DIRECTIONS FOR THIS TASK:
Every entry below, from first to last, should be copied exactly.

————

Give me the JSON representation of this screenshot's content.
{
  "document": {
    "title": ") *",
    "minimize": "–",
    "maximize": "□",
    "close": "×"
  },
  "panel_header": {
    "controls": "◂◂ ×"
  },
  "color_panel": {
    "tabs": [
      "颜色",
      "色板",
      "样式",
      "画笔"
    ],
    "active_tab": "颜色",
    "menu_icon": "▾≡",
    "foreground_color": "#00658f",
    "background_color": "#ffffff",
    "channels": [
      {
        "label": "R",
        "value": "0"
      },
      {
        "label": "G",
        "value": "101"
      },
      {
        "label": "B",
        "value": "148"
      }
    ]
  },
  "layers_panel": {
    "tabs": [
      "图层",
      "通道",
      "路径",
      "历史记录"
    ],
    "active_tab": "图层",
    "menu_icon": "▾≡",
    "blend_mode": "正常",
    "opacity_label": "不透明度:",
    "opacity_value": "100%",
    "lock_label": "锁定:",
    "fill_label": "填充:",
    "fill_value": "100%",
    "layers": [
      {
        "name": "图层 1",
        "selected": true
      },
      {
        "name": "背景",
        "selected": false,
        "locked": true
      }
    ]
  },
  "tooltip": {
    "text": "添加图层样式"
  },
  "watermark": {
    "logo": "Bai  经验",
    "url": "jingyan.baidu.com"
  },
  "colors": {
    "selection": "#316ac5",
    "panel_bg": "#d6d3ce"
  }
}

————

ANSWER TO THE EXERCISE:
Give me the JSON representation of this screenshot's content.
{
  "document": {
    "title": ") *",
    "minimize": "–",
    "maximize": "□",
    "close": "×"
  },
  "panel_header": {
    "controls": "◂◂ ×"
  },
  "color_panel": {
    "tabs": [
      "颜色",
      "色板",
      "样式",
      "画笔"
    ],
    "active_tab": "颜色",
    "menu_icon": "▾≡",
    "foreground_color": "#00658f",
    "background_color": "#ffffff",
    "channels": [
      {
        "label": "R",
        "value": "0"
      },
      {
        "label": "G",
        "value": "101"
      },
      {
        "label": "B",
        "value": "148"
      }
    ]
  },
  "layers_panel": {
    "tabs": [
      "图层",
      "通道",
      "路径",
      "历史记录"
    ],
    "active_tab": "图层",
    "menu_icon": "▾≡",
    "blend_mode": "正常",
    "opacity_label": "不透明度:",
    "opacity_value": "100%",
    "lock_label": "锁定:",
    "fill_label": "填充:",
    "fill_value": "100%",
    "layers": [
      {
        "name": "图层 1",
        "selected": true
      },
      {
        "name": "背景",
        "selected": false,
        "locked": true
      }
    ]
  },
  "tooltip": {
    "text": "添加图层样式"
  },
  "watermark": {
    "logo": "Bai  经验",
    "url": "jingyan.baidu.com"
  },
  "colors": {
    "selection": "#316ac5",
    "panel_bg": "#d6d3ce"
  }
}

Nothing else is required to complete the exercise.